If you’re already hiking around the Highland Scenic Highway, you don’t want to miss the chance to check out the Cranberry Glades Botanical Area. This 750-acre protected acidic wetland (or bog, as it’s more commonly called) is the largest sphagnum bog in the state of West Virginia. Flora and fauna are key attractions to this unique site which is home to a couple carnivorous plants and a variety of wildflowers. Keep a sharp eye out for the usual West Virginia wildlife like deer and black bear, but don’t be surprised if you happen to see a bald eagle as well. Strike out on your own along the wheelchair-accessible board walk as it skirts the edge of the glade and loops back through tall stands of hemlock and spruce or contact the Cranberry Mountain Nature Center to learn more about their scheduled tours.
Another truly unique hiking opportunity in our neck of the woods is the Falls of Hills Creek. Located about six miles west of the Cranberry Mountain Nature Center, this trio of waterfalls are found within a narrow gorge descending 220 feet, creating three separate falls of 25, 45, and 63 feet in height. The lower fall, at 63 feet tall, is the second highest fall in the state. Access to the falls is made possible by a three-quarter-mile trail, the first 1700 feet of which is paved and wheel-accessible to the first fall. The remainder of the trail is essentially a descending staircase and boardwalk to the second and third fall.
Each year we see more and more mountain bikers visiting Nature’s Mountain Playground. And why not? With riding destinations like the Greenbrier River Trail and Snowshoe Mountain Resort, Pocahontas County is quickly becoming the go-to riding destination east of the Mississippi. And while the leisurely pace of the Greenbrier River Trail or the thrill of downhill trail riding on Snowshoe certainly have their place for many riders, there are those that look for something else. A ride in remote back country – something off the beaten path. This is where riding in a national forest really shines. Mountain biking in the Monongahela National Forest is currently permitted on several of the forest service roads. Although these roads may be gated off to prevent public, motorized use, biking is generally allowed except in designated Wildernesses and in a few special places like the Cranberry Glades Botanical Area.
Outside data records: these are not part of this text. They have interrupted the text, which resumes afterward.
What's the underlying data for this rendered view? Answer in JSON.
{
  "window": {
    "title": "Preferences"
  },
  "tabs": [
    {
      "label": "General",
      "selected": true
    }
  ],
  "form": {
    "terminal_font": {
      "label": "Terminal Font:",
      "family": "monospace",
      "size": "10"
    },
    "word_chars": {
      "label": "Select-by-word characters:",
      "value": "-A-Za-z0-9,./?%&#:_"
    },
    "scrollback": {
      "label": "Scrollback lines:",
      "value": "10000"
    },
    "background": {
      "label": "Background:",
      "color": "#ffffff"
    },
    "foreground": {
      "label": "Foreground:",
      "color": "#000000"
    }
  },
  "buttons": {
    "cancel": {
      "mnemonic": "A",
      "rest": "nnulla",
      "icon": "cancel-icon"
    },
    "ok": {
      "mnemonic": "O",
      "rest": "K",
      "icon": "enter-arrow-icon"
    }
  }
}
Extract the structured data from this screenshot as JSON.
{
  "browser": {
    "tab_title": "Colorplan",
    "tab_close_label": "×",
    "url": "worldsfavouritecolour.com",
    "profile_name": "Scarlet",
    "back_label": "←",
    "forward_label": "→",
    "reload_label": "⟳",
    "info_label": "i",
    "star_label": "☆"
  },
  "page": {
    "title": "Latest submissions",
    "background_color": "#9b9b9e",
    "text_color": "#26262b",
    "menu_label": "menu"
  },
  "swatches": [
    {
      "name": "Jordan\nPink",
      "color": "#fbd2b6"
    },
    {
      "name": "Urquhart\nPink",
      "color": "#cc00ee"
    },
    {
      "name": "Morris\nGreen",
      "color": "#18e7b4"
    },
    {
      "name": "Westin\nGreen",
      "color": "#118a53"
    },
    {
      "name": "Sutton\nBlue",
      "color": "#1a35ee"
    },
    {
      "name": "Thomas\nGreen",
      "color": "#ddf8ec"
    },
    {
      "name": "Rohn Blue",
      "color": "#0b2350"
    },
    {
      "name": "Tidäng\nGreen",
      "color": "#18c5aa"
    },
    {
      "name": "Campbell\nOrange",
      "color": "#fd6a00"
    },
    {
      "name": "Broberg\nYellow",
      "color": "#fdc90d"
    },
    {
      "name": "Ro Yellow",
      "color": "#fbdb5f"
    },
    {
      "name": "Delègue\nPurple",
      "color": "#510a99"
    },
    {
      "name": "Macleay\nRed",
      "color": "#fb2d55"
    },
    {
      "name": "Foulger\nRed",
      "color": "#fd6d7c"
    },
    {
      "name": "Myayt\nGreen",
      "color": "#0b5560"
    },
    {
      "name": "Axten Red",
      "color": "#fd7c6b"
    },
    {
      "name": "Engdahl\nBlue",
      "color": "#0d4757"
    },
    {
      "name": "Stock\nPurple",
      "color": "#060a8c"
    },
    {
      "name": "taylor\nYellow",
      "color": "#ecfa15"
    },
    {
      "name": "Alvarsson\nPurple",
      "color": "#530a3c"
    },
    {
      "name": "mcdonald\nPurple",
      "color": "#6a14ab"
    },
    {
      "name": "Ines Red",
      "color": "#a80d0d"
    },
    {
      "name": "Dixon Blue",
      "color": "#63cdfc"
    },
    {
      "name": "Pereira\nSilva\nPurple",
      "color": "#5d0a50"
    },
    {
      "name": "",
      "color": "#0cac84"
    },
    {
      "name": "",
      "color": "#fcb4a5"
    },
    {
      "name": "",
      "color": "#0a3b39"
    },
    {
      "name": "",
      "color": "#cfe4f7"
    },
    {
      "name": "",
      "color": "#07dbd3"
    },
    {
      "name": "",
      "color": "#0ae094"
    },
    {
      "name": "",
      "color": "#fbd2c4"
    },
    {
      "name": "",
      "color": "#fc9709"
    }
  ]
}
Be sure to check with the U.S. Forest Service for current standings of forest service road use and ask about purchasing your own copy of a Monongahela National Forest map to help find new roads to ride and explore.
Well, with access to more than 300,00 acres of national forest at your feet we’ve only begun to scratch the surface of ways you can enjoy the Monongahela National Forest. Whether you’re looking to hunt, fish, hike, bike, camp, or just explore some pristine wilderness with a camera and stout walking stick in hand, the Monongahela National Forest has something for everyone. Why not make plans to visit us here in Nature’s Mountain Playground and find your own way to enjoy the larger-than-life Monongahela National Forest.